But one of Paul’s key insights is that to a large extent, we are not able to do what God wants on our own.  I think it was only last Sunday when we heard Paul talking about not being able to do the things he wants, but instead doing things he abhors.

I don’t know about you, but this certainly is something I’ve experienced.  I rarely lack for things to confess to God.  I often seem to get in my own way.

And recent research into the brain confirms Paul’s insights and suggests that our capacity to rationally choose our behavior is, actually, pretty limited, if it exists at all.  Instead we are driven by unconscious desires and impulses, our motivations deeply enmeshed in a web of genetics, family dynamics and cultural conditioning.

The beliefs and values we see around us, the expectations of family, friends and society matter.  Not just our genes, but our surroundings and our caretakers begin to set the patterns of our lives from the minute we’re born.  How and where we grow up matters.  And it matters because we are not isolated individuals but members of society. Humans are inherently social beings.

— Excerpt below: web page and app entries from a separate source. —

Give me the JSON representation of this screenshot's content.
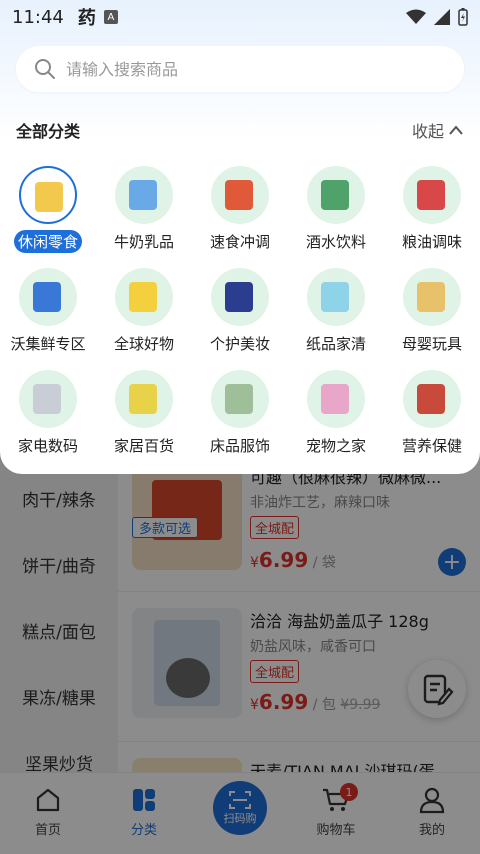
{
  "status_bar": {
    "time": "11:44",
    "app_glyph": "药",
    "notice_glyph": "A"
  },
  "search": {
    "placeholder": "请输入搜索商品"
  },
  "panel": {
    "title": "全部分类",
    "collapse_label": "收起"
  },
  "categories": [
    {
      "label": "休闲零食",
      "selected": true,
      "color": "#f2c94c"
    },
    {
      "label": "牛奶乳品",
      "selected": false,
      "color": "#6aa9e8"
    },
    {
      "label": "速食冲调",
      "selected": false,
      "color": "#e05a3a"
    },
    {
      "label": "酒水饮料",
      "selected": false,
      "color": "#4fa36a"
    },
    {
      "label": "粮油调味",
      "selected": false,
      "color": "#d94848"
    },
    {
      "label": "沃集鲜专区",
      "selected": false,
      "color": "#3a78d8"
    },
    {
      "label": "全球好物",
      "selected": false,
      "color": "#f4d03f"
    },
    {
      "label": "个护美妆",
      "selected": false,
      "color": "#2a3d8f"
    },
    {
      "label": "纸品家清",
      "selected": false,
      "color": "#8fd3e8"
    },
    {
      "label": "母婴玩具",
      "selected": false,
      "color": "#e8c26a"
    },
    {
      "label": "家电数码",
      "selected": false,
      "color": "#c9ced6"
    },
    {
      "label": "家居百货",
      "selected": false,
      "color": "#e8d24a"
    },
    {
      "label": "床品服饰",
      "selected": false,
      "color": "#9fbf9a"
    },
    {
      "label": "宠物之家",
      "selected": false,
      "color": "#e8a6c8"
    },
    {
      "label": "营养保健",
      "selected": false,
      "color": "#c84a3a"
    }
  ],
  "left_nav": [
    "肉干/辣条",
    "饼干/曲奇",
    "糕点/面包",
    "果冻/糖果",
    "坚果炒货"
  ],
  "products": [
    {
      "name": "可趣（很麻很辣）微麻微...",
      "desc": "非油炸工艺，麻辣口味",
      "tag": "全城配",
      "price": "6.99",
      "unit": "/ 袋",
      "old_price": "",
      "multi": "多款可选"
    },
    {
      "name": "洽洽 海盐奶盖瓜子 128g",
      "desc": "奶盐风味，咸香可口",
      "tag": "全城配",
      "price": "6.99",
      "unit": "/ 包",
      "old_price": "¥9.99",
      "multi": ""
    },
    {
      "name": "天麦/TIAN MAI 沙琪玛(蛋",
      "desc": "",
      "tag": "",
      "price": "",
      "unit": "",
      "old_price": "",
      "multi": ""
    }
  ],
  "currency": "¥",
  "tabbar": {
    "home": "首页",
    "category": "分类",
    "scan": "扫码购",
    "cart": "购物车",
    "cart_badge": "1",
    "mine": "我的"
  },
  "colors": {
    "accent": "#1e6fd9",
    "price": "#e0322d"
  }
}
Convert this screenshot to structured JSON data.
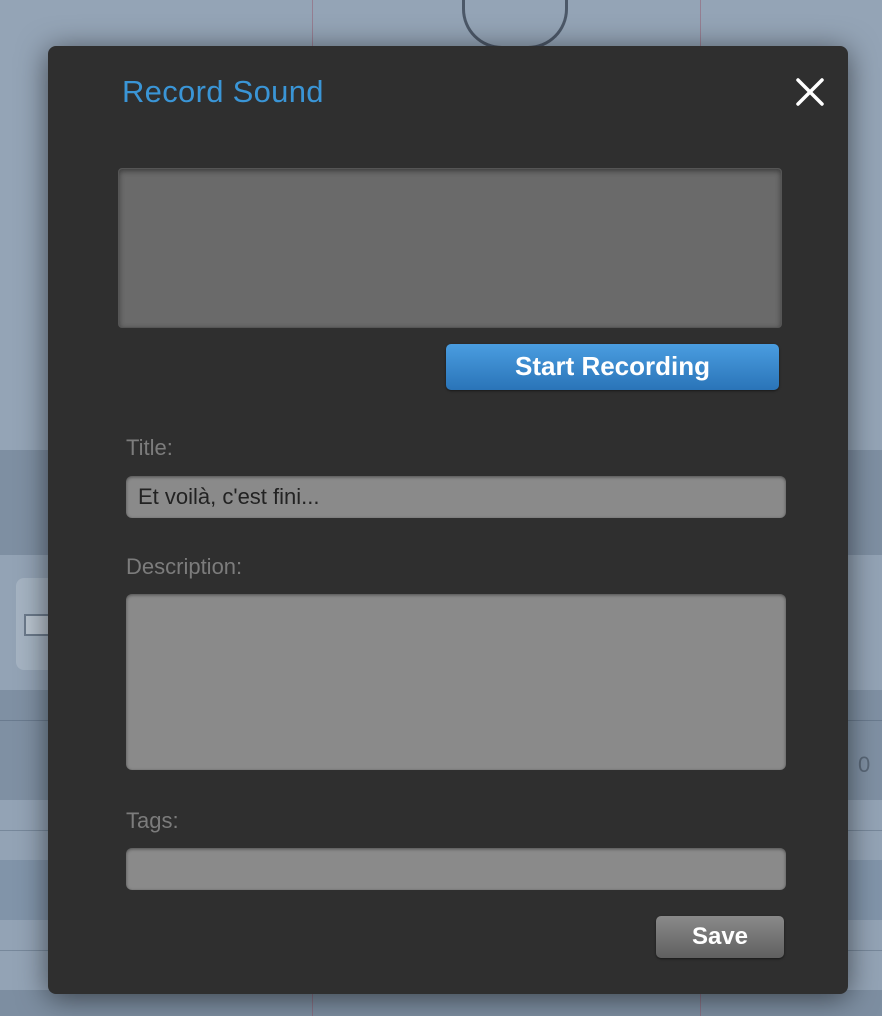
{
  "dialog": {
    "title": "Record Sound",
    "close_icon": "close-x-icon",
    "accent_color": "#3a95d6",
    "record_button_label": "Start Recording",
    "fields": {
      "title_label": "Title:",
      "title_value": "Et voilà, c'est fini...",
      "description_label": "Description:",
      "description_value": "",
      "tags_label": "Tags:",
      "tags_value": ""
    },
    "save_button_label": "Save"
  },
  "background": {
    "edge_text": "0"
  }
}
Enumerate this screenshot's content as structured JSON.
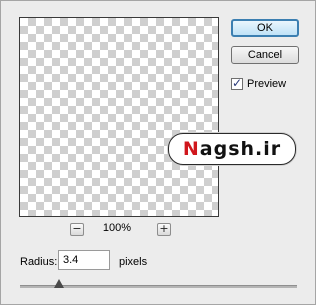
{
  "buttons": {
    "ok": "OK",
    "cancel": "Cancel"
  },
  "preview_toggle": {
    "label": "Preview",
    "checked": true,
    "check_glyph": "✓"
  },
  "zoom": {
    "out_symbol": "−",
    "in_symbol": "+",
    "level": "100%"
  },
  "radius": {
    "label": "Radius:",
    "value": "3.4",
    "unit": "pixels",
    "slider_fraction": 0.14
  },
  "watermark": {
    "first_letter": "N",
    "rest": "agsh.ir"
  },
  "colors": {
    "ok_border": "#3c7fb1",
    "watermark_accent": "#d0161c"
  }
}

And as a father, this worries me because America today seems a much meaner, angrier and harder place than it has been in a long time.  The powers and principalities of the world, what we might call evil seems to be running rampant.  Too many in this country have turned their backs on their fellow citizens to look only after themselves. 

We have placed the individual and the individual’s rights in a place of prominence which too often seems to lead to boorish behavior at best, and violent hatefulness at worst. 

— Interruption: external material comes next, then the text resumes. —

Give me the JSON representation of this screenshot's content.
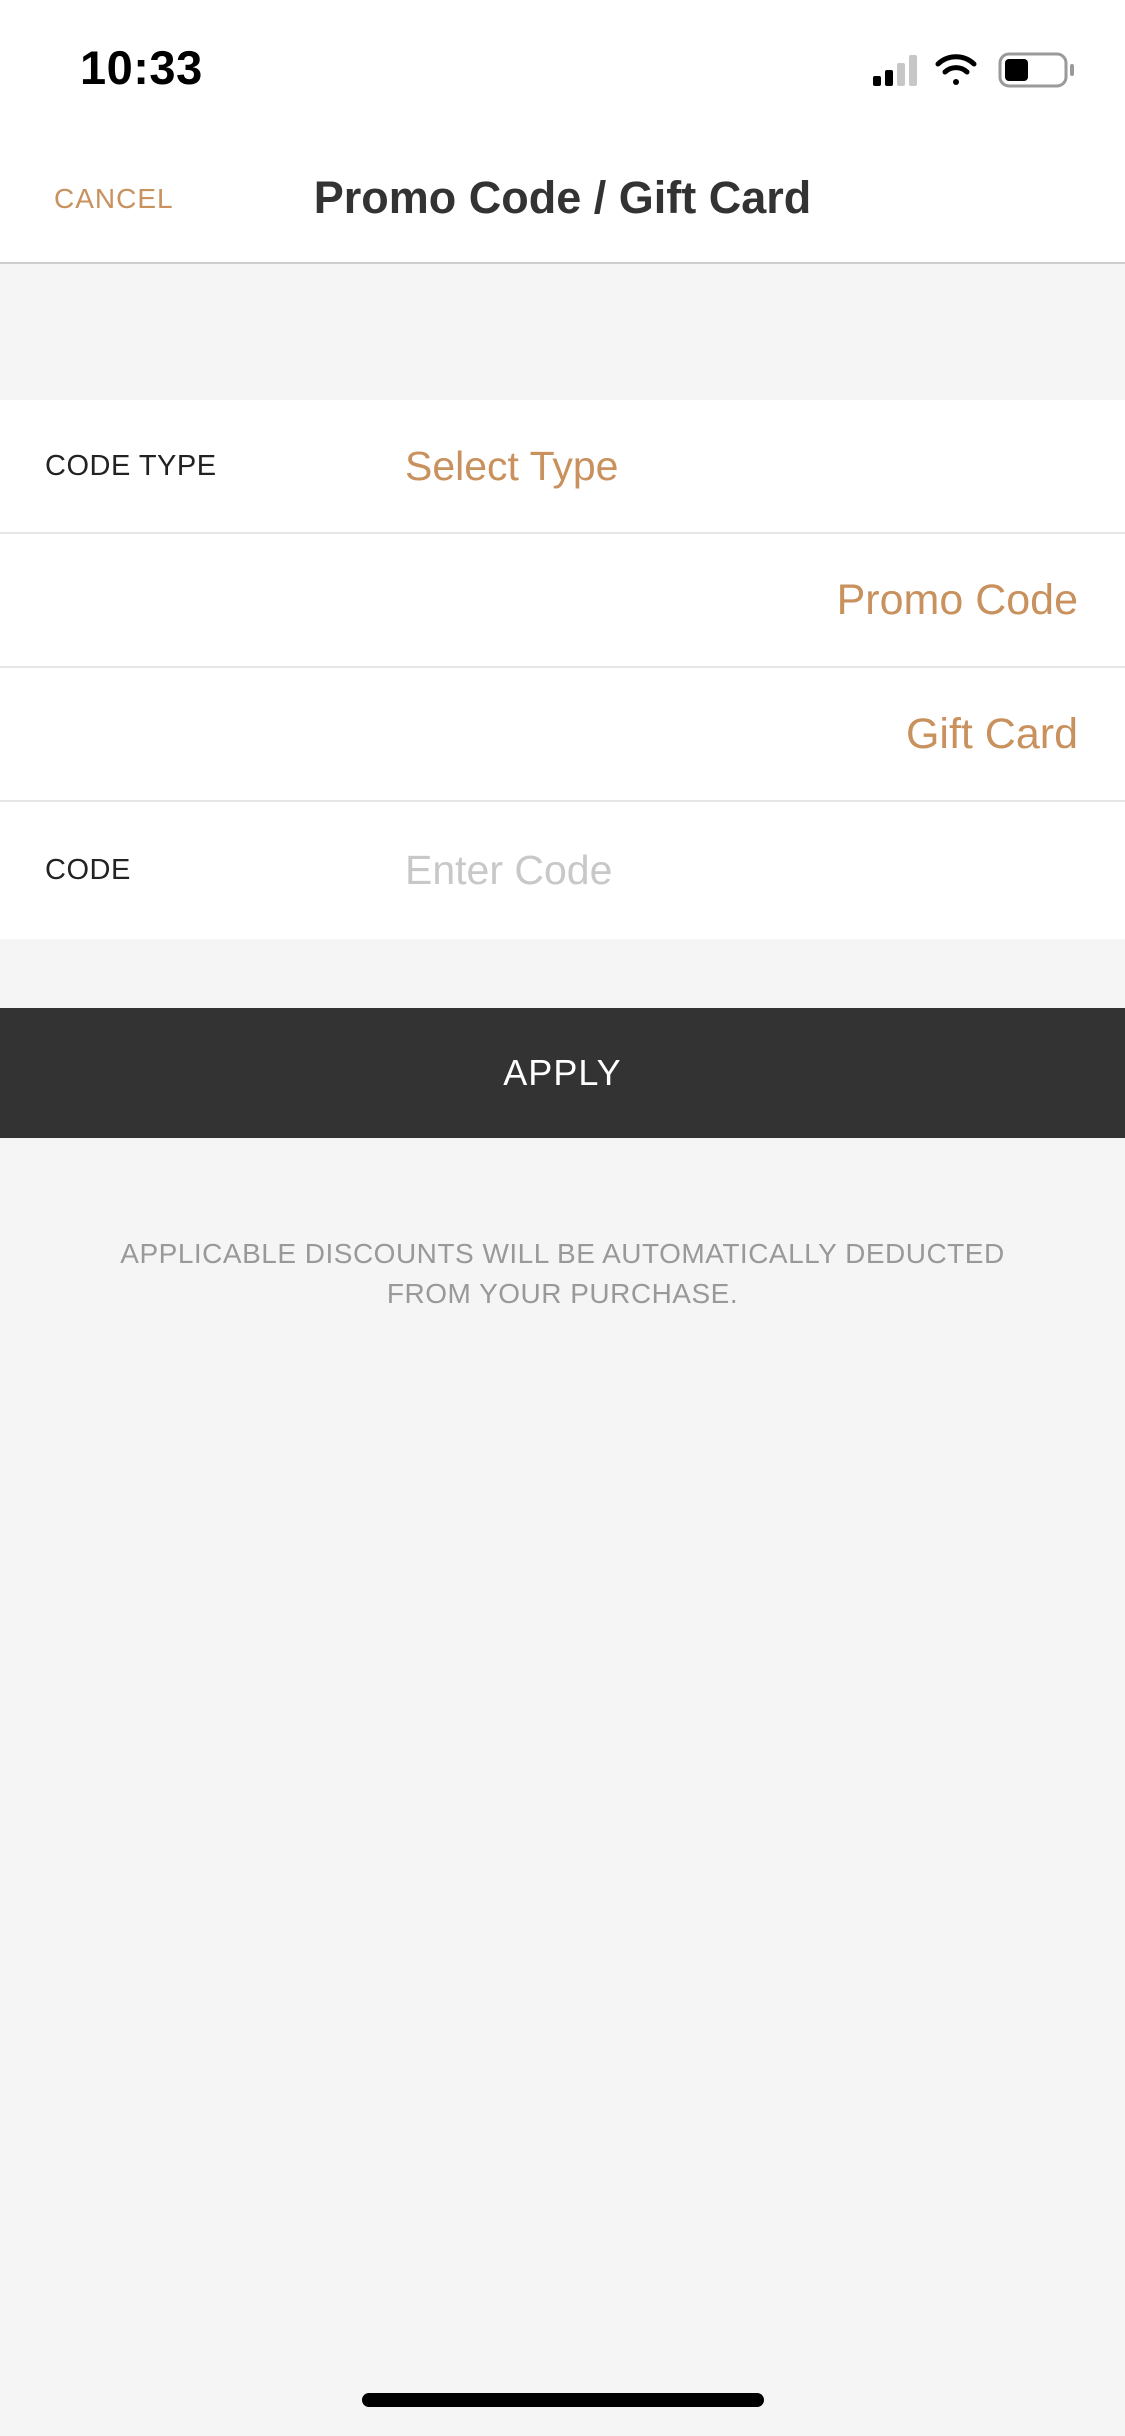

Too often, public discourse, in the larger society but also in the church, is beset with personal attacks and the denigration of those who disagree with us.

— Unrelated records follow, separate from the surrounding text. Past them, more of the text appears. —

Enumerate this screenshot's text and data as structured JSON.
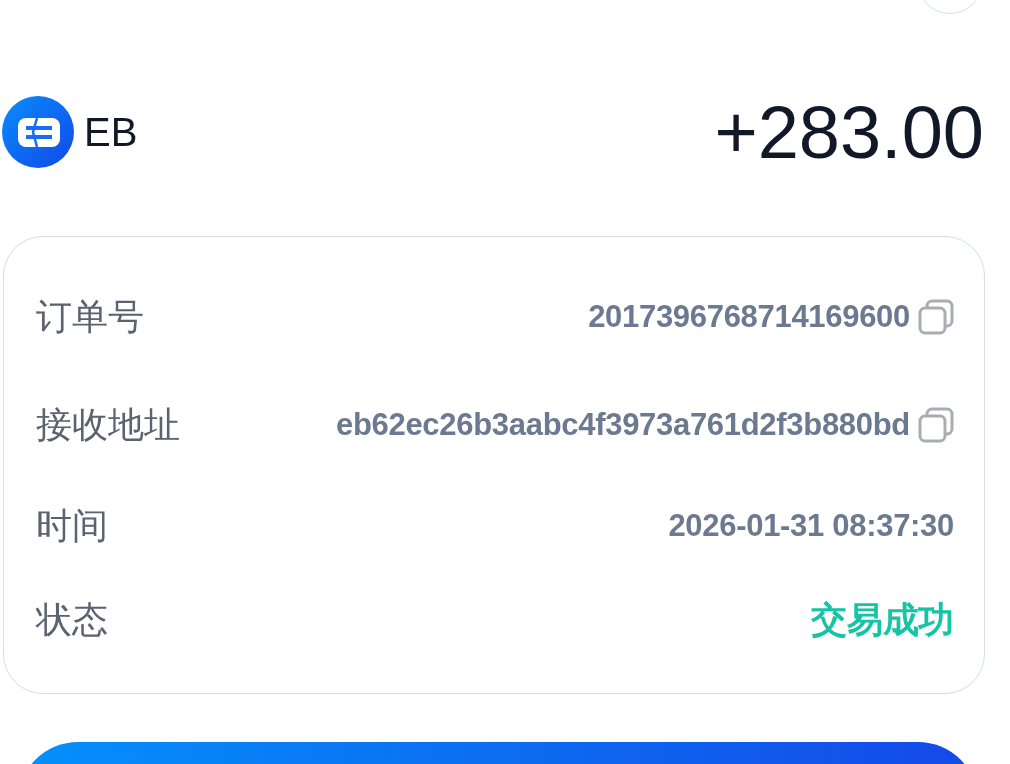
{
  "asset": {
    "symbol": "EB",
    "amount": "+283.00"
  },
  "details": [
    {
      "kind": "copyable",
      "label": "订单号",
      "value": "2017396768714169600"
    },
    {
      "kind": "copyable",
      "label": "接收地址",
      "value": "eb62ec26b3aabc4f3973a761d2f3b880bd"
    },
    {
      "kind": "plain",
      "label": "时间",
      "value": "2026-01-31 08:37:30"
    },
    {
      "kind": "status",
      "label": "状态",
      "value": "交易成功"
    }
  ]
}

Our appeals to morality and to ideal, just like the ancient Romans appeals to Mosaic Law or Greek Philosophy, are clubs we use to force submission or separation of those who disagree.

Getting your way by shouting louder than everyone else isn’t what I want my daughter learn.  I don’t want her to look at the people around her and be thinking of ways to manipulate them to her own advantage.  I want her to look at the people around her and see her neighbors and be thinking of ways to show her love and respect.

Abraham Lincoln said that a house divided against itself cannot stand, and in saying so he was echoing the wisdom of Paul and the gospels that speak of the need for recognition of the common humanity of all our brothers and sisters who walk this earth with us.

Paul writes; “But you are not in the flesh; you are in the Spirit, since the Spirit of God dwells in you.” 

Think about that for a second, because it is as true for us it was for the ancient Christians – the Spirit of God dwells within us.

Paul is reminding the Roman Christians that they are more and better than the divisions that were consuming them,

that they are immersed in Christ and filled with the Spirit. 

God has come amongst them in Christ and has promised to stay. 

To stay and take on all their fears unto himself so that they may be freed of the burden of carrying them around. 

Rather than living in a culture of fear and privation, they are to live in a culture of hope and abundance.

And that promise is the same promise that has been given to us. 

God’s Spirit is alive within us.  Along with our genetics and our psychic conditioning, the Hoy Spirit is also at work driving our actions and reactions. 

Inside of us as baptized Christian, alongside our DNA, our family systems, our cultural conditioning, there is God.  The spirit of God dwells within us, in our innermost being, so that God also becomes part of the unconscious underpinnings of our daily lives.

If there is hope for our society and our nation then, it lies with God, and with us.  We are called to live in the hope and abundance of God’s promise to us – that we are to share in Christ’s resurrection.

We must invite and allow to grow that spirit which dwells within us.  It is not enough to be believers in Christ, we must become doers of Christ, humble and tireless laborers in the vineyards of the Lord.